What is required:
Look at each line of the records and count those with "this" in them. Please answer with the count alone.
== Recorded information
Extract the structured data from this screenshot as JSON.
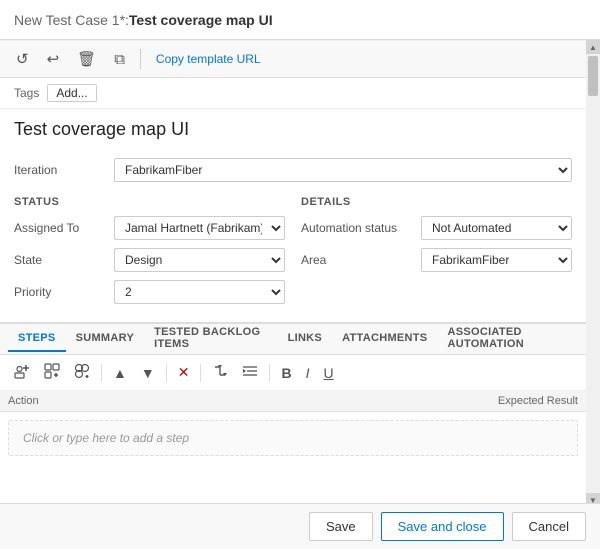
{
  "titleBar": {
    "prefix": "New Test Case 1*: ",
    "main": "Test coverage map UI"
  },
  "toolbar": {
    "icons": [
      "↺",
      "↩",
      "🗑",
      "⧉"
    ],
    "copyUrl": "Copy template URL"
  },
  "tags": {
    "label": "Tags",
    "addButton": "Add..."
  },
  "workItemTitle": "Test coverage map UI",
  "iteration": {
    "label": "Iteration",
    "value": "FabrikamFiber"
  },
  "statusSection": {
    "header": "STATUS",
    "fields": {
      "assignedTo": {
        "label": "Assigned To",
        "value": "Jamal Hartnett (Fabrikam)"
      },
      "state": {
        "label": "State",
        "value": "Design"
      },
      "priority": {
        "label": "Priority",
        "value": "2"
      }
    }
  },
  "detailsSection": {
    "header": "DETAILS",
    "fields": {
      "automationStatus": {
        "label": "Automation status",
        "value": "Not Automated"
      },
      "area": {
        "label": "Area",
        "value": "FabrikamFiber"
      }
    }
  },
  "tabs": [
    {
      "label": "STEPS",
      "active": true
    },
    {
      "label": "SUMMARY",
      "active": false
    },
    {
      "label": "TESTED BACKLOG ITEMS",
      "active": false
    },
    {
      "label": "LINKS",
      "active": false
    },
    {
      "label": "ATTACHMENTS",
      "active": false
    },
    {
      "label": "ASSOCIATED AUTOMATION",
      "active": false
    }
  ],
  "stepsToolbar": {
    "buttons": [
      "add-step",
      "add-shared",
      "add-shared-steps",
      "move-up",
      "move-down",
      "delete",
      "insert",
      "indent",
      "bold",
      "italic",
      "underline"
    ]
  },
  "stepsTable": {
    "actionHeader": "Action",
    "resultHeader": "Expected Result",
    "placeholder": "Click or type here to add a step"
  },
  "bottomButtons": {
    "save": "Save",
    "saveAndClose": "Save and close",
    "cancel": "Cancel"
  }
}
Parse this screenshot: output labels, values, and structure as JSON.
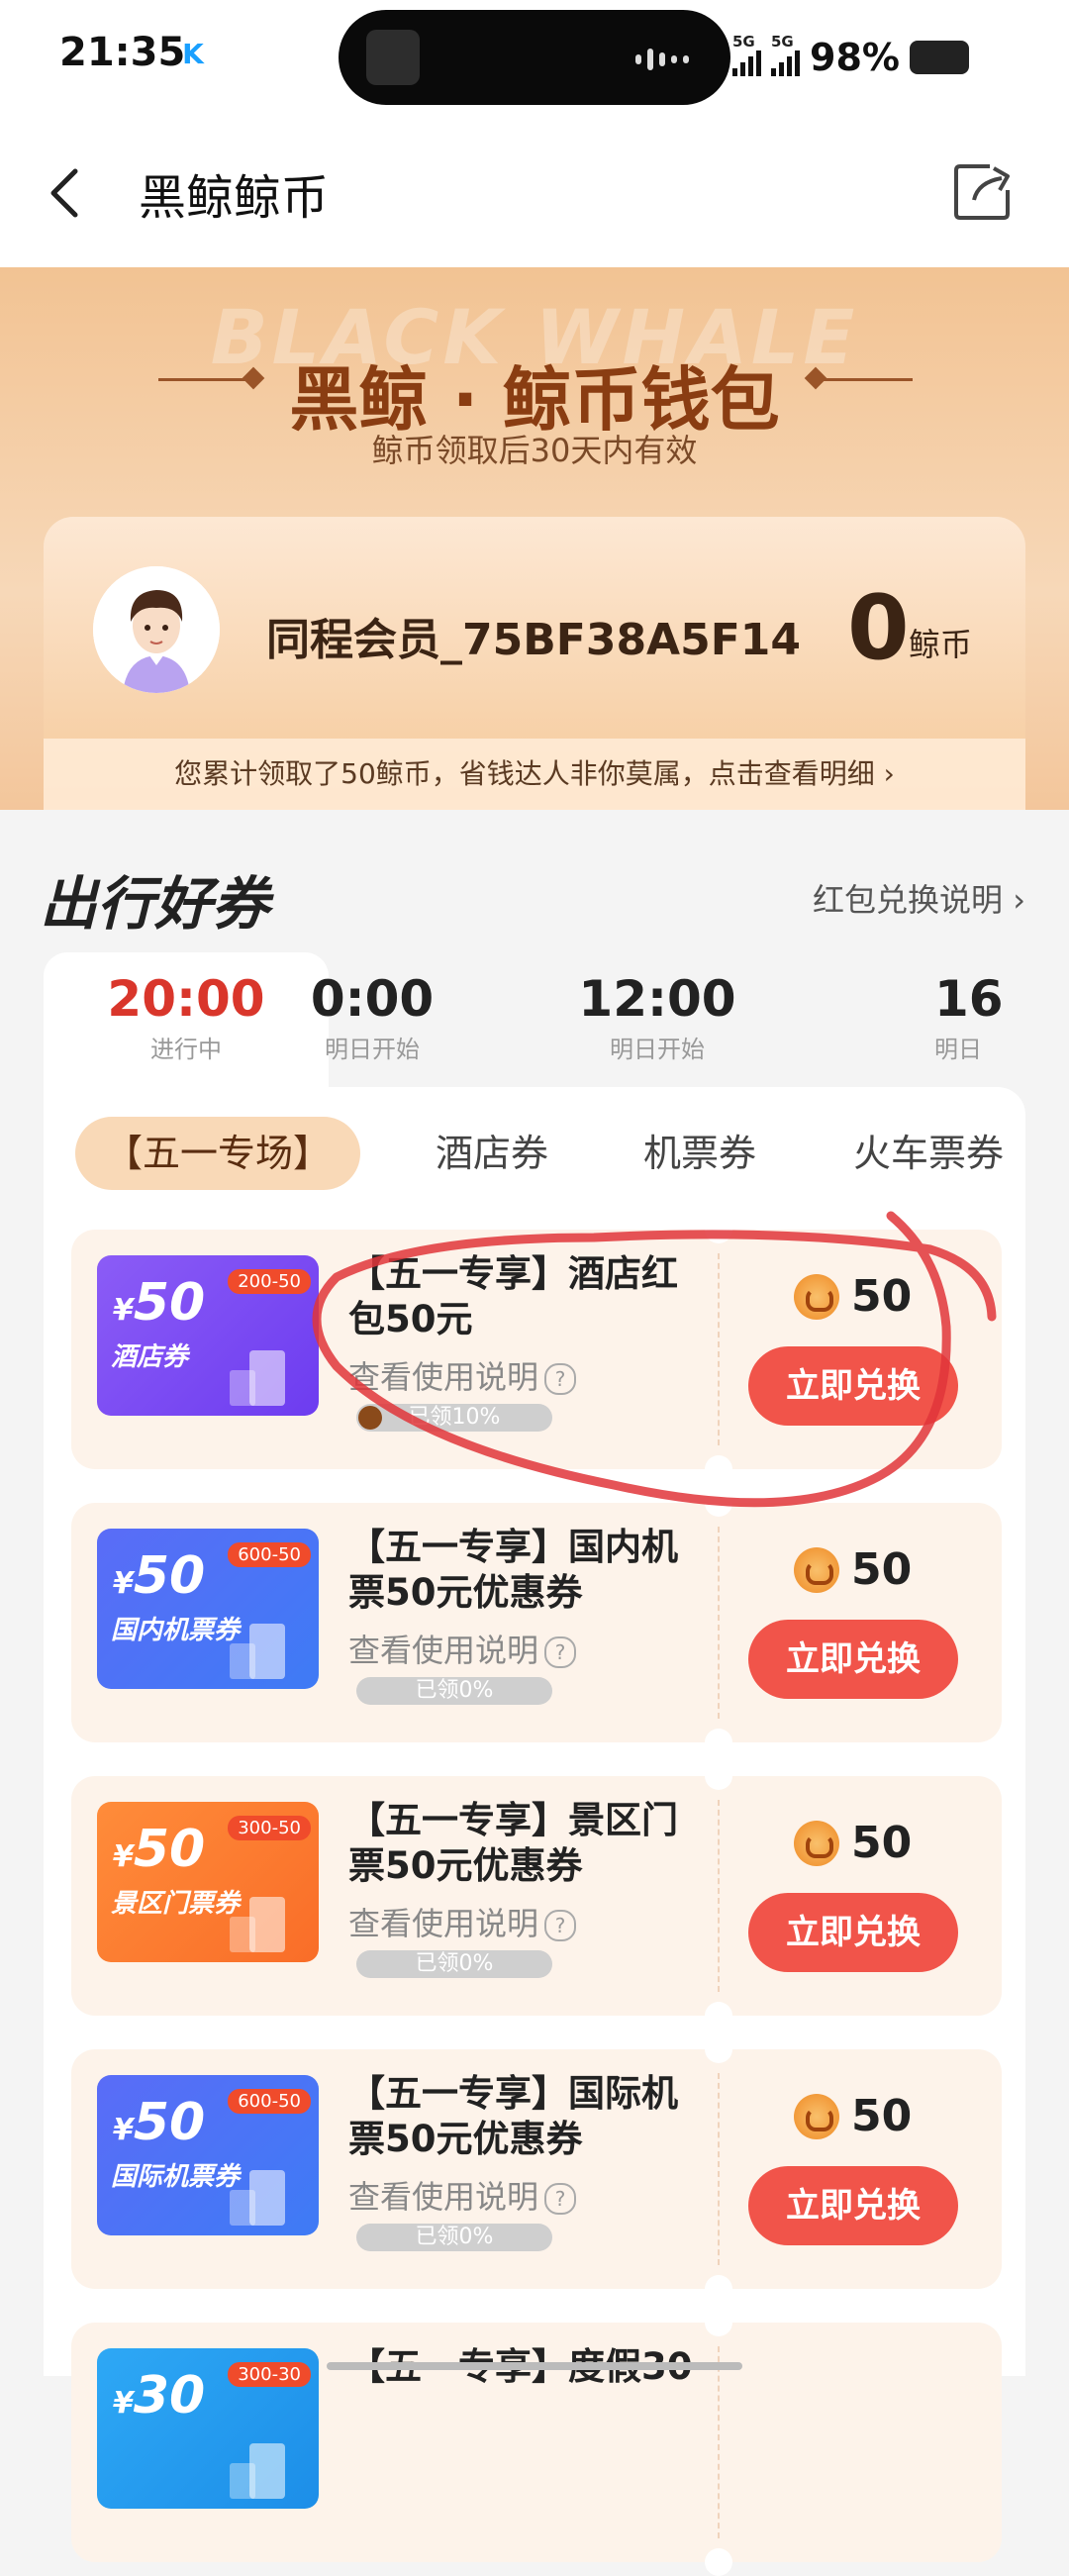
{
  "status_bar": {
    "time": "21:35",
    "app_badge": "K",
    "battery": "98%",
    "network1": "5G",
    "network2": "5G"
  },
  "nav": {
    "title": "黑鲸鲸币"
  },
  "hero": {
    "bg_text": "BLACK WHALE",
    "title": "黑鲸 · 鲸币钱包",
    "subtitle": "鲸币领取后30天内有效"
  },
  "member": {
    "name": "同程会员_75BF38A5F14",
    "coins": "0",
    "coin_unit": "鲸币",
    "notice": "您累计领取了50鲸币，省钱达人非你莫属，点击查看明细 ›"
  },
  "section": {
    "title": "出行好券",
    "link": "红包兑换说明 ›"
  },
  "time_tabs": [
    {
      "time": "20:00",
      "status": "进行中"
    },
    {
      "time": "0:00",
      "status": "明日开始"
    },
    {
      "time": "12:00",
      "status": "明日开始"
    },
    {
      "time": "16",
      "status": "明日"
    }
  ],
  "category_tabs": [
    "【五一专场】",
    "酒店券",
    "机票券",
    "火车票券"
  ],
  "coupons": [
    {
      "amount": "50",
      "currency": "¥",
      "label": "酒店券",
      "badge": "200-50",
      "title": "【五一专享】酒店红包50元",
      "usage": "查看使用说明",
      "progress": "已领10%",
      "points": "50",
      "button": "立即兑换",
      "color1": "#8b5cf6",
      "color2": "#6d3cf0"
    },
    {
      "amount": "50",
      "currency": "¥",
      "label": "国内机票券",
      "badge": "600-50",
      "title": "【五一专享】国内机票50元优惠券",
      "usage": "查看使用说明",
      "progress": "已领0%",
      "points": "50",
      "button": "立即兑换",
      "color1": "#5a6cf7",
      "color2": "#3e7bf5"
    },
    {
      "amount": "50",
      "currency": "¥",
      "label": "景区门票券",
      "badge": "300-50",
      "title": "【五一专享】景区门票50元优惠券",
      "usage": "查看使用说明",
      "progress": "已领0%",
      "points": "50",
      "button": "立即兑换",
      "color1": "#ff8c3a",
      "color2": "#f96d28"
    },
    {
      "amount": "50",
      "currency": "¥",
      "label": "国际机票券",
      "badge": "600-50",
      "title": "【五一专享】国际机票50元优惠券",
      "usage": "查看使用说明",
      "progress": "已领0%",
      "points": "50",
      "button": "立即兑换",
      "color1": "#5a6cf7",
      "color2": "#3e7bf5"
    },
    {
      "amount": "30",
      "currency": "¥",
      "label": "",
      "badge": "300-30",
      "title": "【五一专享】度假30",
      "usage": "",
      "progress": "",
      "points": "",
      "button": "",
      "color1": "#2ea8f5",
      "color2": "#1c8ee8"
    }
  ],
  "colors": {
    "accent_red": "#f1544a",
    "active_time": "#d9362b",
    "brand_brown": "#8a3d12",
    "annotation": "#e0353a"
  }
}
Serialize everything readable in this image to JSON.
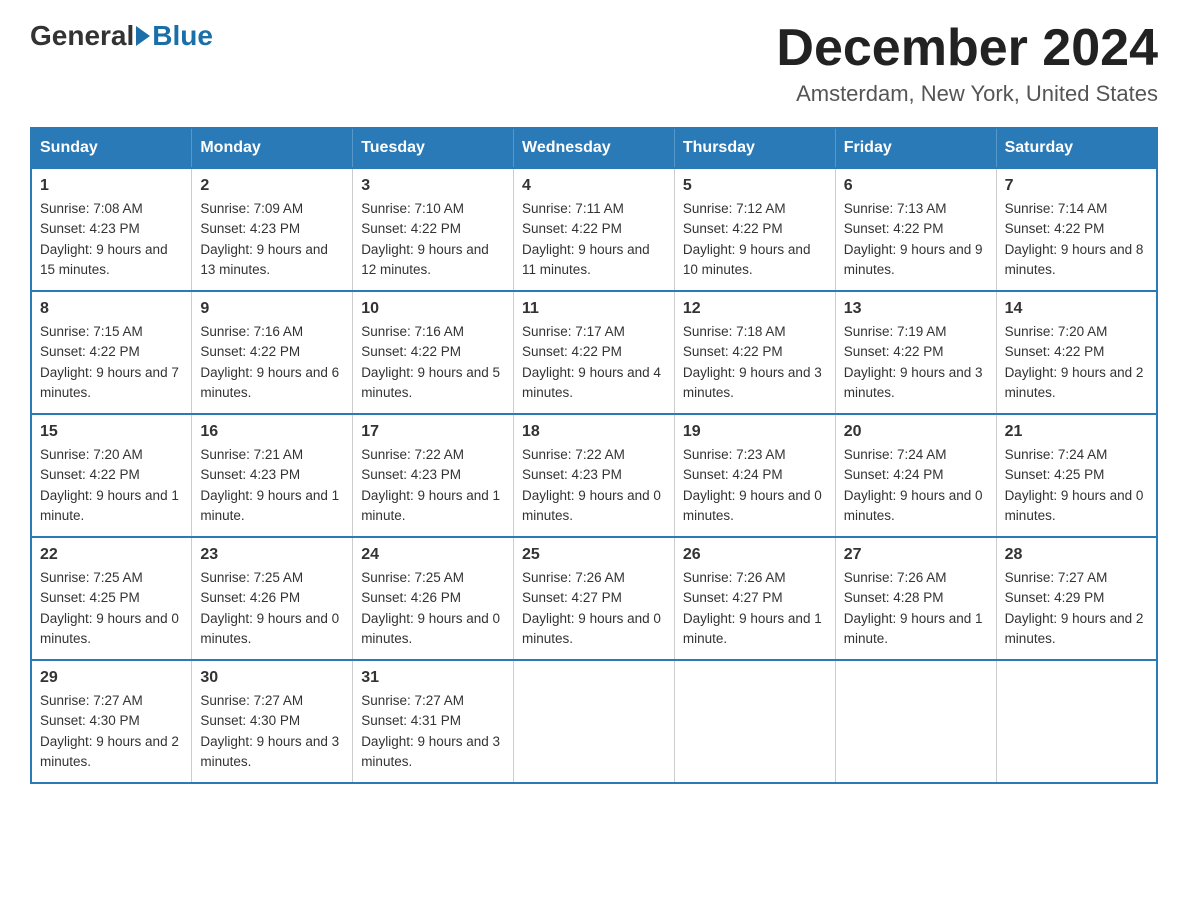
{
  "header": {
    "logo_general": "General",
    "logo_blue": "Blue",
    "month_title": "December 2024",
    "location": "Amsterdam, New York, United States"
  },
  "days_of_week": [
    "Sunday",
    "Monday",
    "Tuesday",
    "Wednesday",
    "Thursday",
    "Friday",
    "Saturday"
  ],
  "weeks": [
    [
      {
        "day": "1",
        "sunrise": "7:08 AM",
        "sunset": "4:23 PM",
        "daylight": "9 hours and 15 minutes."
      },
      {
        "day": "2",
        "sunrise": "7:09 AM",
        "sunset": "4:23 PM",
        "daylight": "9 hours and 13 minutes."
      },
      {
        "day": "3",
        "sunrise": "7:10 AM",
        "sunset": "4:22 PM",
        "daylight": "9 hours and 12 minutes."
      },
      {
        "day": "4",
        "sunrise": "7:11 AM",
        "sunset": "4:22 PM",
        "daylight": "9 hours and 11 minutes."
      },
      {
        "day": "5",
        "sunrise": "7:12 AM",
        "sunset": "4:22 PM",
        "daylight": "9 hours and 10 minutes."
      },
      {
        "day": "6",
        "sunrise": "7:13 AM",
        "sunset": "4:22 PM",
        "daylight": "9 hours and 9 minutes."
      },
      {
        "day": "7",
        "sunrise": "7:14 AM",
        "sunset": "4:22 PM",
        "daylight": "9 hours and 8 minutes."
      }
    ],
    [
      {
        "day": "8",
        "sunrise": "7:15 AM",
        "sunset": "4:22 PM",
        "daylight": "9 hours and 7 minutes."
      },
      {
        "day": "9",
        "sunrise": "7:16 AM",
        "sunset": "4:22 PM",
        "daylight": "9 hours and 6 minutes."
      },
      {
        "day": "10",
        "sunrise": "7:16 AM",
        "sunset": "4:22 PM",
        "daylight": "9 hours and 5 minutes."
      },
      {
        "day": "11",
        "sunrise": "7:17 AM",
        "sunset": "4:22 PM",
        "daylight": "9 hours and 4 minutes."
      },
      {
        "day": "12",
        "sunrise": "7:18 AM",
        "sunset": "4:22 PM",
        "daylight": "9 hours and 3 minutes."
      },
      {
        "day": "13",
        "sunrise": "7:19 AM",
        "sunset": "4:22 PM",
        "daylight": "9 hours and 3 minutes."
      },
      {
        "day": "14",
        "sunrise": "7:20 AM",
        "sunset": "4:22 PM",
        "daylight": "9 hours and 2 minutes."
      }
    ],
    [
      {
        "day": "15",
        "sunrise": "7:20 AM",
        "sunset": "4:22 PM",
        "daylight": "9 hours and 1 minute."
      },
      {
        "day": "16",
        "sunrise": "7:21 AM",
        "sunset": "4:23 PM",
        "daylight": "9 hours and 1 minute."
      },
      {
        "day": "17",
        "sunrise": "7:22 AM",
        "sunset": "4:23 PM",
        "daylight": "9 hours and 1 minute."
      },
      {
        "day": "18",
        "sunrise": "7:22 AM",
        "sunset": "4:23 PM",
        "daylight": "9 hours and 0 minutes."
      },
      {
        "day": "19",
        "sunrise": "7:23 AM",
        "sunset": "4:24 PM",
        "daylight": "9 hours and 0 minutes."
      },
      {
        "day": "20",
        "sunrise": "7:24 AM",
        "sunset": "4:24 PM",
        "daylight": "9 hours and 0 minutes."
      },
      {
        "day": "21",
        "sunrise": "7:24 AM",
        "sunset": "4:25 PM",
        "daylight": "9 hours and 0 minutes."
      }
    ],
    [
      {
        "day": "22",
        "sunrise": "7:25 AM",
        "sunset": "4:25 PM",
        "daylight": "9 hours and 0 minutes."
      },
      {
        "day": "23",
        "sunrise": "7:25 AM",
        "sunset": "4:26 PM",
        "daylight": "9 hours and 0 minutes."
      },
      {
        "day": "24",
        "sunrise": "7:25 AM",
        "sunset": "4:26 PM",
        "daylight": "9 hours and 0 minutes."
      },
      {
        "day": "25",
        "sunrise": "7:26 AM",
        "sunset": "4:27 PM",
        "daylight": "9 hours and 0 minutes."
      },
      {
        "day": "26",
        "sunrise": "7:26 AM",
        "sunset": "4:27 PM",
        "daylight": "9 hours and 1 minute."
      },
      {
        "day": "27",
        "sunrise": "7:26 AM",
        "sunset": "4:28 PM",
        "daylight": "9 hours and 1 minute."
      },
      {
        "day": "28",
        "sunrise": "7:27 AM",
        "sunset": "4:29 PM",
        "daylight": "9 hours and 2 minutes."
      }
    ],
    [
      {
        "day": "29",
        "sunrise": "7:27 AM",
        "sunset": "4:30 PM",
        "daylight": "9 hours and 2 minutes."
      },
      {
        "day": "30",
        "sunrise": "7:27 AM",
        "sunset": "4:30 PM",
        "daylight": "9 hours and 3 minutes."
      },
      {
        "day": "31",
        "sunrise": "7:27 AM",
        "sunset": "4:31 PM",
        "daylight": "9 hours and 3 minutes."
      },
      null,
      null,
      null,
      null
    ]
  ],
  "labels": {
    "sunrise_prefix": "Sunrise: ",
    "sunset_prefix": "Sunset: ",
    "daylight_prefix": "Daylight: "
  }
}
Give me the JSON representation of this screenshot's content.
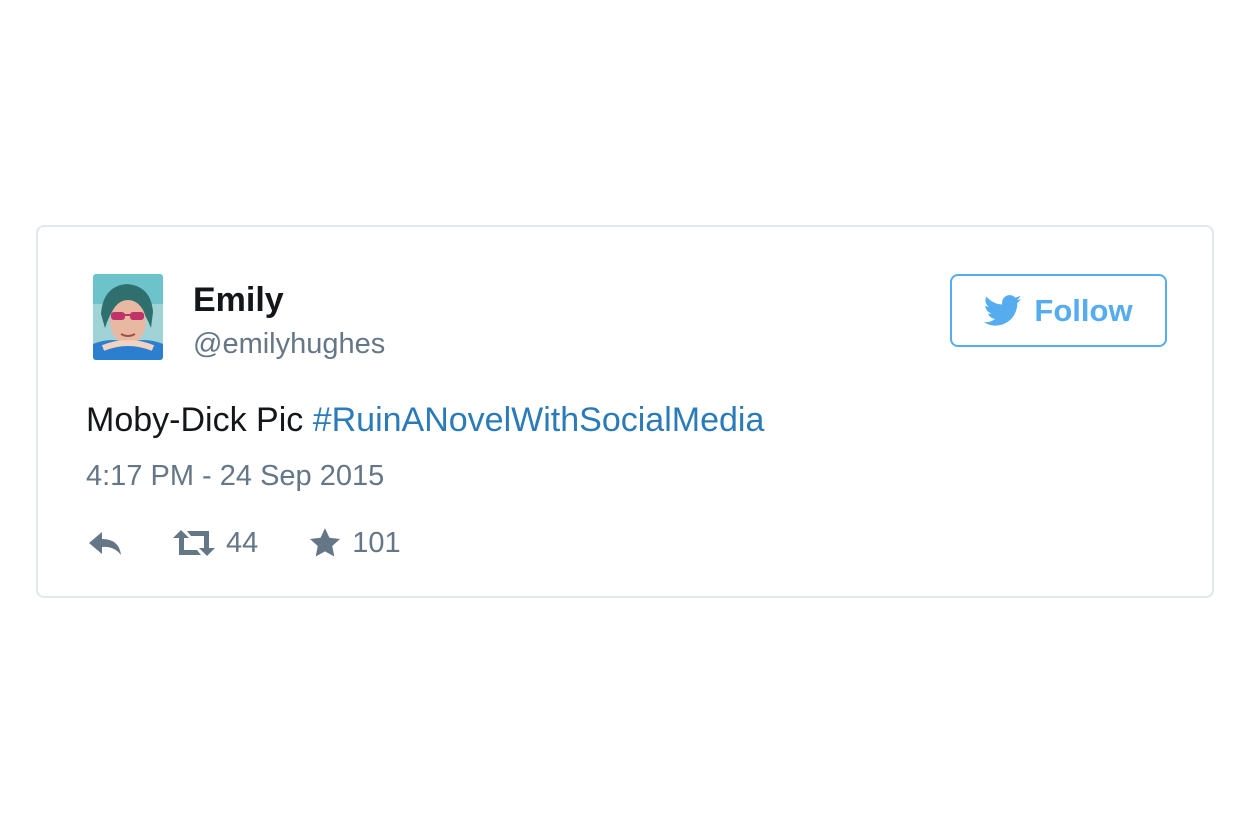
{
  "tweet": {
    "user": {
      "display_name": "Emily",
      "handle": "@emilyhughes",
      "avatar_alt": "Emily"
    },
    "follow": {
      "label": "Follow",
      "icon": "twitter-bird-icon"
    },
    "text": "Moby-Dick Pic ",
    "hashtag": "#RuinANovelWithSocialMedia",
    "timestamp": "4:17 PM - 24 Sep 2015",
    "actions": {
      "reply_icon": "reply-icon",
      "retweet_icon": "retweet-icon",
      "retweet_count": "44",
      "favorite_icon": "star-icon",
      "favorite_count": "101"
    }
  },
  "colors": {
    "accent": "#55acee",
    "link": "#2b7bb9",
    "text": "#14171a",
    "muted": "#657786",
    "border": "#e1e8ed"
  }
}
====
Result below:
4